WHAT TO DO: Every line of the data that includes "content" should be copied out.

MATERIAL TO PROCESS:
*** Block opens ***

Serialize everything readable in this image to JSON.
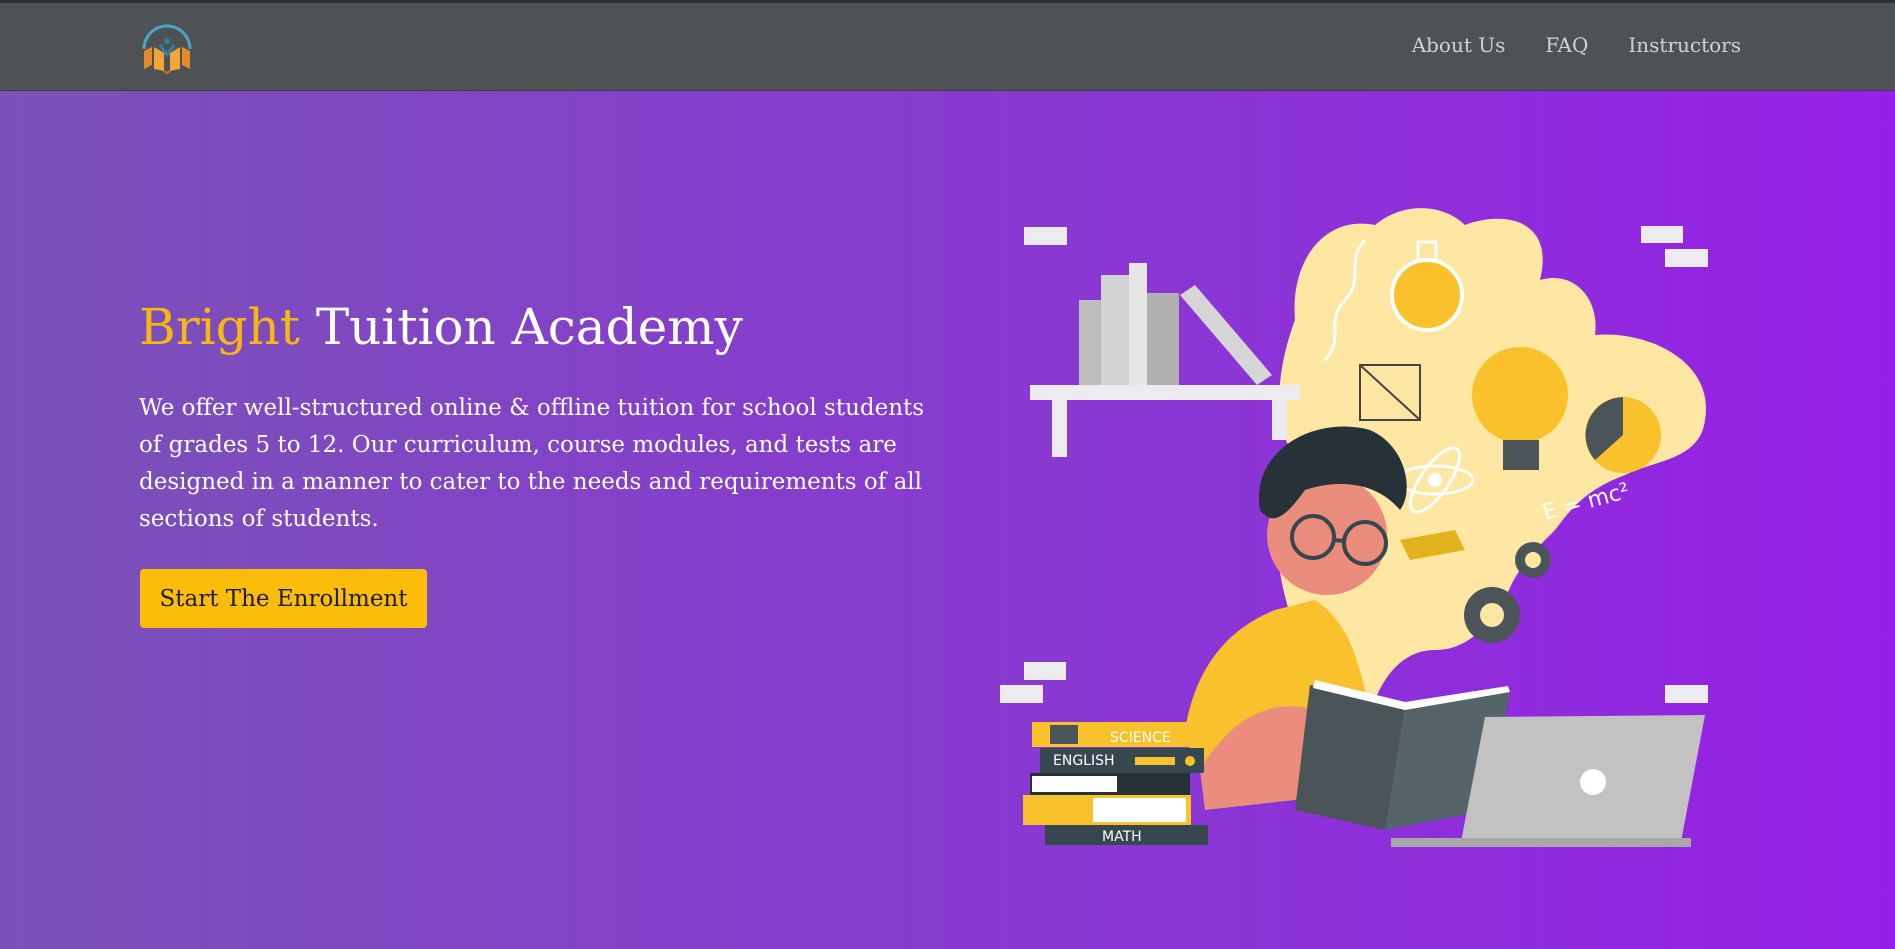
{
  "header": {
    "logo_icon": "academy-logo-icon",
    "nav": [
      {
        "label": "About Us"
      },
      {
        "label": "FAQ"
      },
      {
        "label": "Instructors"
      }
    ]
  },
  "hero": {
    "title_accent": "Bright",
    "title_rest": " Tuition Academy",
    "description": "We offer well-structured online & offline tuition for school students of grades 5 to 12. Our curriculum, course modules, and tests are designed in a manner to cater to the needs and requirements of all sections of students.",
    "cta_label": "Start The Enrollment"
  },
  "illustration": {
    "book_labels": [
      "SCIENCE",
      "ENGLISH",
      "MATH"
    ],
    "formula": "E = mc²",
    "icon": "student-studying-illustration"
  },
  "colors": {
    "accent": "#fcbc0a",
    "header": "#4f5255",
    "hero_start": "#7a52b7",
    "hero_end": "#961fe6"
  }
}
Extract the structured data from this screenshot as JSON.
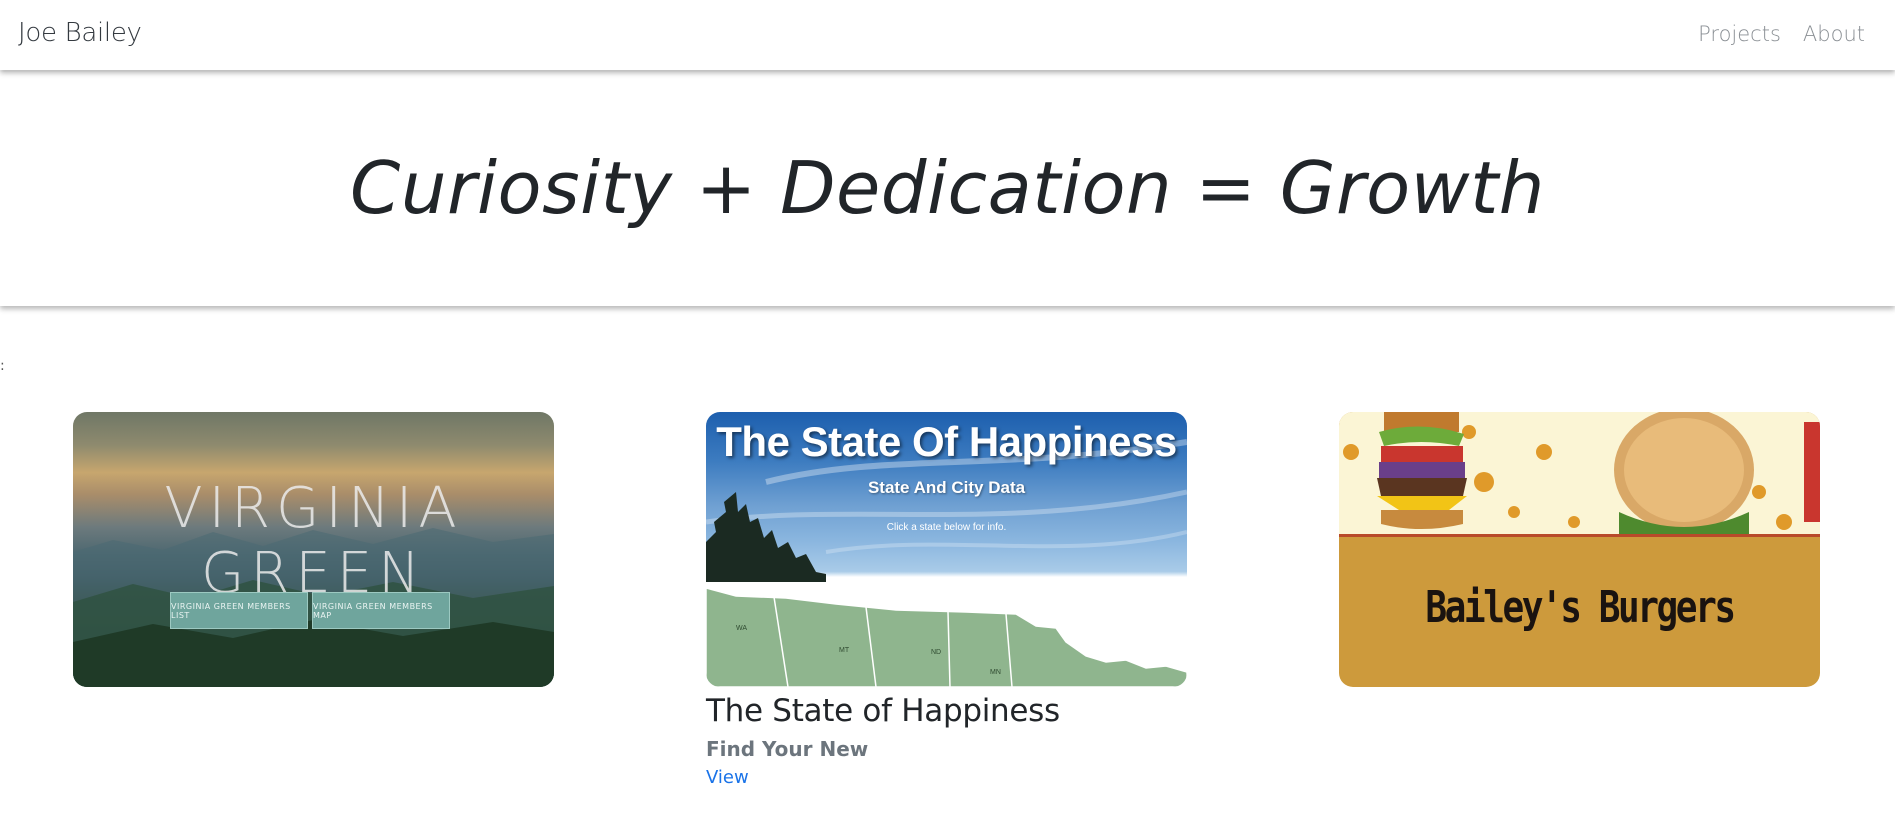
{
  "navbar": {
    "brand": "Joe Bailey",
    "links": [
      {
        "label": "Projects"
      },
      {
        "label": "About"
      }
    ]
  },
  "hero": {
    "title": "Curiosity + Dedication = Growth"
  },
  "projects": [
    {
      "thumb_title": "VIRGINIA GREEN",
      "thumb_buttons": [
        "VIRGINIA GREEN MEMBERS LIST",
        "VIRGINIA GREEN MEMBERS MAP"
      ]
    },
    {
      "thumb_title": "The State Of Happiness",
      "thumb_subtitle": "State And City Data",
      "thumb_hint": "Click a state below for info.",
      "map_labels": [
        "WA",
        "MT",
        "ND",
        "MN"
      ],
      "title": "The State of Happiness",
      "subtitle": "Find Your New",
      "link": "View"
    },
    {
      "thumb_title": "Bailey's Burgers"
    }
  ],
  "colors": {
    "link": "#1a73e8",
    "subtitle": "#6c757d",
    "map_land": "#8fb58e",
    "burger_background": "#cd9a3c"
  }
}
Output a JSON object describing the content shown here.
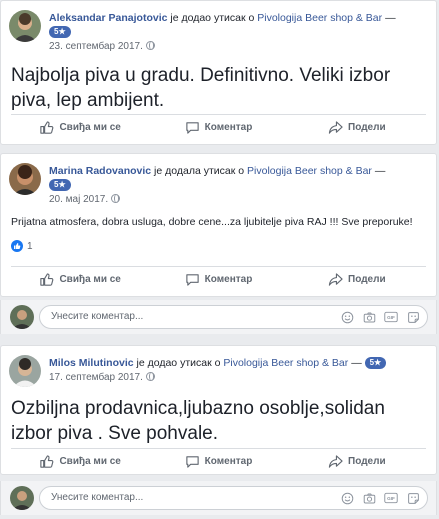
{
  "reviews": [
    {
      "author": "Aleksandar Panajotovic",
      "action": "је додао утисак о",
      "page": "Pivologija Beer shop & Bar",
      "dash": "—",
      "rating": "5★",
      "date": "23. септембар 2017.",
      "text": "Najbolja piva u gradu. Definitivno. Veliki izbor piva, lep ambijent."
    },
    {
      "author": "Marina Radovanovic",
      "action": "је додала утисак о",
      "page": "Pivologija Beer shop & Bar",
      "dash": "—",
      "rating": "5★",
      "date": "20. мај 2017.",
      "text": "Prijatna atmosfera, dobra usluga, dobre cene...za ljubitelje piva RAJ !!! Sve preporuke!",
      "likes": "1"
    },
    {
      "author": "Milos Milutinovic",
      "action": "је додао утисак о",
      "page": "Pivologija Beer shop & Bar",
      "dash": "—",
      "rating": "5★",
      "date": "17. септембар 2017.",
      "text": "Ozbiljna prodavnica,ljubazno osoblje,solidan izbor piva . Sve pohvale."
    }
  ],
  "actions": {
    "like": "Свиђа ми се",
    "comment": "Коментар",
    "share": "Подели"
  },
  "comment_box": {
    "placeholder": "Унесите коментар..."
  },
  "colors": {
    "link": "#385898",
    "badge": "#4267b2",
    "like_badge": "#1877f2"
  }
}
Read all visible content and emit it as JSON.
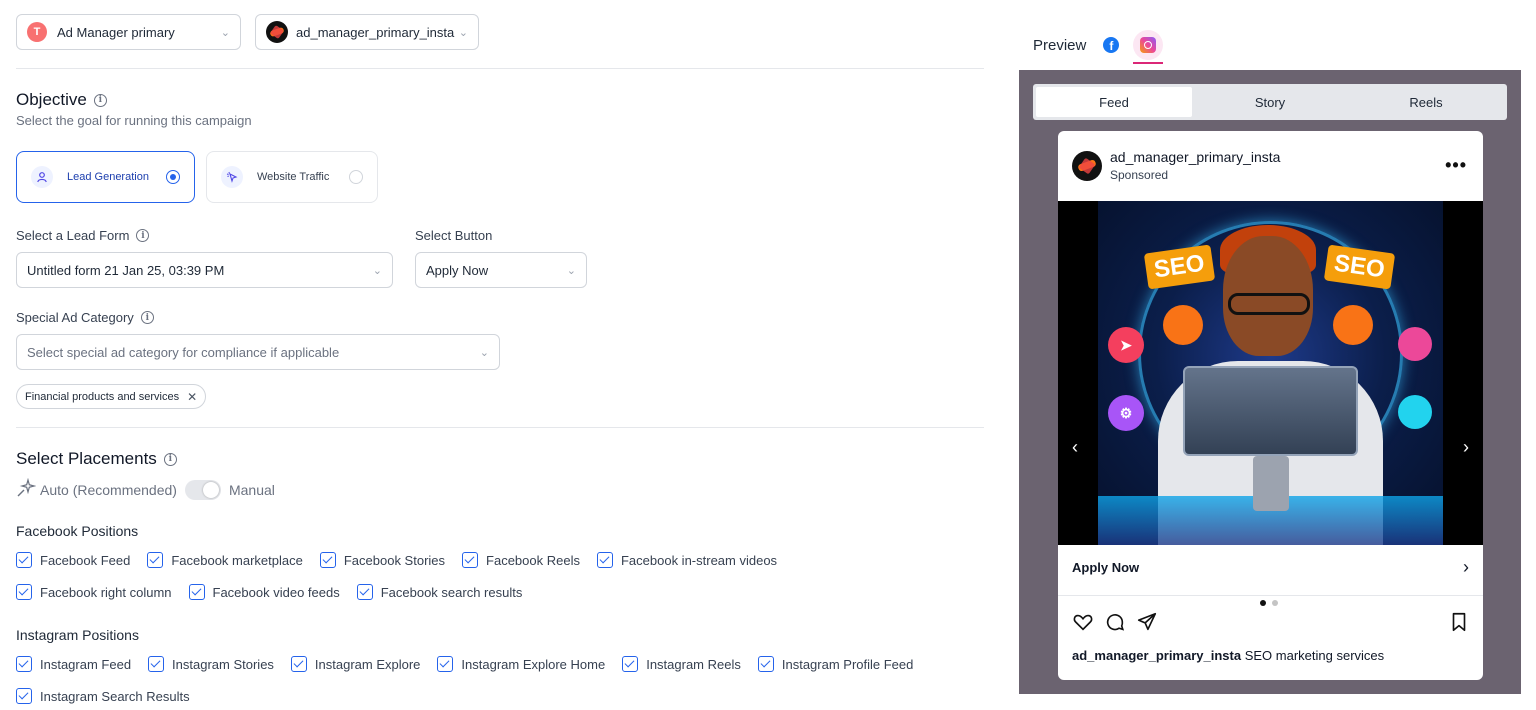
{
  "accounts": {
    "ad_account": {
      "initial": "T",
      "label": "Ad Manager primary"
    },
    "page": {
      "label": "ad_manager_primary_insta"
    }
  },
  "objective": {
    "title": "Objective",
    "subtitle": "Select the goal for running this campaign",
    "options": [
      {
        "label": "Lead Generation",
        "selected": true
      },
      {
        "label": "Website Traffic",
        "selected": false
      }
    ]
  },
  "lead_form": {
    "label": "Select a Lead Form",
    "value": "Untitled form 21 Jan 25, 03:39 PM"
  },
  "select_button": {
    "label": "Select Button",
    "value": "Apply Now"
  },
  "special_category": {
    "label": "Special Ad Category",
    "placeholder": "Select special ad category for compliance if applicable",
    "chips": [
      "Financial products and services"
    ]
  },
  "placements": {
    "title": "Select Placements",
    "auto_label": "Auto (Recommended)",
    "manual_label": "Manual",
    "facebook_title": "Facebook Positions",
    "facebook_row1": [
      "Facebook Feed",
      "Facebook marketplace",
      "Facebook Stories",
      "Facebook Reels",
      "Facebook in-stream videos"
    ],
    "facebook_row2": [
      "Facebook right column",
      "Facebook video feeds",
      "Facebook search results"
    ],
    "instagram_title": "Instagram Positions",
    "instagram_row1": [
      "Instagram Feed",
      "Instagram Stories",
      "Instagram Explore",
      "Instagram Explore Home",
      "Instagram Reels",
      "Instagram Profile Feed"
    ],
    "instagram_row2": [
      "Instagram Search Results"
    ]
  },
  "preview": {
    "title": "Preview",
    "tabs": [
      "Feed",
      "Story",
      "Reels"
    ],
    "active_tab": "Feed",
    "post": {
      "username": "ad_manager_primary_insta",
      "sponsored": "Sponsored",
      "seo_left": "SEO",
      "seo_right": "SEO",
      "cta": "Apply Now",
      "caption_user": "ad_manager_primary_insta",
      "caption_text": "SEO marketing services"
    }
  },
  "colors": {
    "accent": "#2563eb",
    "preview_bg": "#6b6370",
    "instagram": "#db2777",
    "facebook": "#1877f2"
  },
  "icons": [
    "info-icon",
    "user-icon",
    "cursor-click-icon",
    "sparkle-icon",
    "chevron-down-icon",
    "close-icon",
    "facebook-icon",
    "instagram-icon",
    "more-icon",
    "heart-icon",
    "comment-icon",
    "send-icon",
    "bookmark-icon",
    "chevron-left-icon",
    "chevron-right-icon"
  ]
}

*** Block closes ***

EXPECTED ANSWER:
Output a JSON object describing the content shown here.
Read all visible content and emit it as JSON.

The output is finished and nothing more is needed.